This week, MariJo Wilkes has an opportunity to catch the attention of the Braves’ coaching staff at the team’s summer camp — the first of two camp sessions this summer.
“I want to come here when I’m older for a veterinary program, so I want them to look at me,” Wilkes said.
The Purnell Swett utility player said it was nerve-wracking being one of the youngest players in a field of more than 20 athletes at the camp.
“I hope I look at me and see that despite how small I am, I’m better than what they imagined,” Wilkes said.
Wilkes hit .271 at the plate with 13 runs scored and three doubles in her first season with the Lady Rams. She played in the outfield primarily and also pitched three innings.
The Lady Rams graduated six seniors this season, including four of their top five batters. As one of two rising sophomores with varsity experience, Wilkes will have an opportunity to fill a more significant role for the Lady Rams.
“I need to improve on my hitting because it was good at the beginning of the season and then it fell off,” she said. “I need to work on just getting my head in the game more.”
Wilkes participated in the first of two camps held by UNCP head coach Brittany Bennett and her staff this summer. The events, which feature two days of skills training and instruction, help the Braves identify talent throughout the region.
“Being able to recruit these kids out of this camp is really what it’s all about,” Bennett said. “I’ve got a bunch of kids that are hustling, moving through stations, making adjustments and improving. Through our first four-hour session, I already have kids that are better than when they started.”
UNCP softball players were on hand to guide the campers through workout stations and give them advice.
“I think one of the coolest things as a coach is being able to watch your players coach,” Bennett said. “When you watch your players teach, you know that they understand the game. They believe in your strategy because they’re teaching that to the younger generation.
“The interaction of these kids being able to work with college athletes is a high-end experience all the way through.”
Six seniors, including All-American third baseman Jamie Johnson, wrapped up their final collegiate campaign with the Braves in April. The summer camps allow high school players in the area to see if following in the footsteps of those seniors is the right move for them.
Bennett said the ratio of instructors to campers is ideal for helping the athletes to receive individual attention.

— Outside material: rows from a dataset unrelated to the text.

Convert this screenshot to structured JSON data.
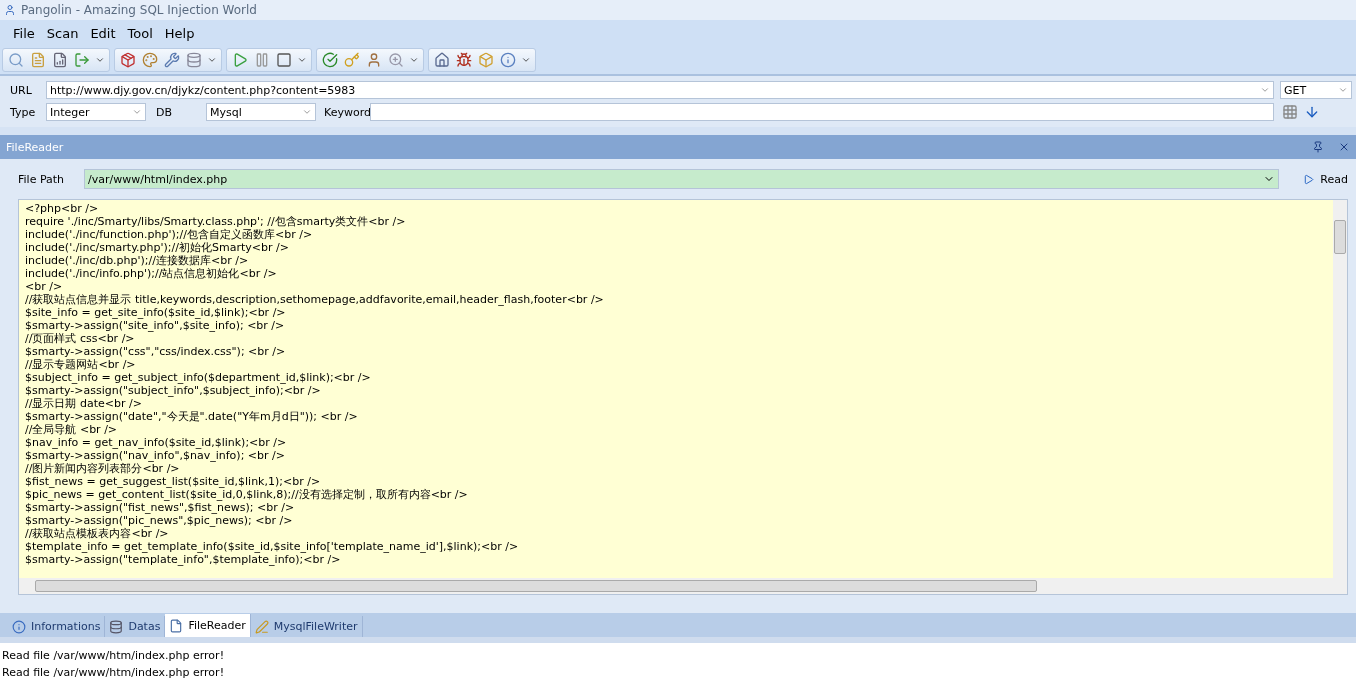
{
  "window": {
    "title": "Pangolin - Amazing SQL Injection World"
  },
  "menu": [
    "File",
    "Scan",
    "Edit",
    "Tool",
    "Help"
  ],
  "form": {
    "url_label": "URL",
    "url": "http://www.djy.gov.cn/djykz/content.php?content=5983",
    "method": "GET",
    "type_label": "Type",
    "type": "Integer",
    "db_label": "DB",
    "db": "Mysql",
    "keyword_label": "Keyword"
  },
  "panel": {
    "title": "FileReader",
    "file_path_label": "File Path",
    "file_path": "/var/www/html/index.php",
    "read_button": "Read"
  },
  "code_lines": [
    "<?php<br />",
    "require './inc/Smarty/libs/Smarty.class.php'; //包含smarty类文件<br />",
    "include('./inc/function.php');//包含自定义函数库<br />",
    "include('./inc/smarty.php');//初始化Smarty<br />",
    "include('./inc/db.php');//连接数据库<br />",
    "include('./inc/info.php');//站点信息初始化<br />",
    "<br />",
    "//获取站点信息并显示 title,keywords,description,sethomepage,addfavorite,email,header_flash,footer<br />",
    "$site_info = get_site_info($site_id,$link);<br />",
    "$smarty->assign(\"site_info\",$site_info); <br />",
    "//页面样式 css<br />",
    "$smarty->assign(\"css\",\"css/index.css\"); <br />",
    "//显示专题网站<br />",
    "$subject_info = get_subject_info($department_id,$link);<br />",
    "$smarty->assign(\"subject_info\",$subject_info);<br />",
    "//显示日期 date<br />",
    "$smarty->assign(\"date\",\"今天是\".date(\"Y年m月d日\")); <br />",
    "//全局导航 <br />",
    "$nav_info = get_nav_info($site_id,$link);<br />",
    "$smarty->assign(\"nav_info\",$nav_info); <br />",
    "//图片新闻内容列表部分<br />",
    "$fist_news = get_suggest_list($site_id,$link,1);<br />",
    "$pic_news = get_content_list($site_id,0,$link,8);//没有选择定制，取所有内容<br />",
    "$smarty->assign(\"fist_news\",$fist_news); <br />",
    "$smarty->assign(\"pic_news\",$pic_news); <br />",
    "//获取站点模板表内容<br />",
    "$template_info = get_template_info($site_id,$site_info['template_name_id'],$link);<br />",
    "$smarty->assign(\"template_info\",$template_info);<br />"
  ],
  "tabs": [
    {
      "label": "Informations",
      "kind": "info",
      "selected": false
    },
    {
      "label": "Datas",
      "kind": "db",
      "selected": false
    },
    {
      "label": "FileReader",
      "kind": "file",
      "selected": true
    },
    {
      "label": "MysqlFileWriter",
      "kind": "writer",
      "selected": false
    }
  ],
  "log": [
    "Read file /var/www/htm/index.php error!",
    "Read file /var/www/htm/index.php error!"
  ]
}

“You’re getting on our campus and you’re seeing what a college atmosphere feels like,” she said. “You’re also getting some philosophy. You can come here and somewhere else and compare your experiences. You can say “I like this, this is for me,” or “No, I don’t like this,”. Having kids get different perspectives on coaching opens them up to forming opinions.”

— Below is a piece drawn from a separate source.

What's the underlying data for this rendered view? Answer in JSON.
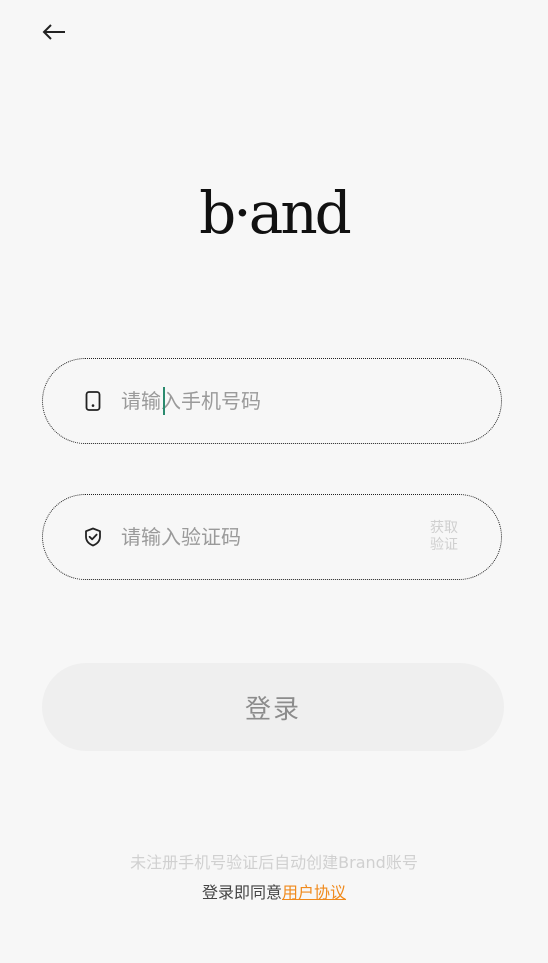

The camp’s second session will take place on July 11 to 12. Individuals can preregister for $150 or register on the day of the camp for for $175.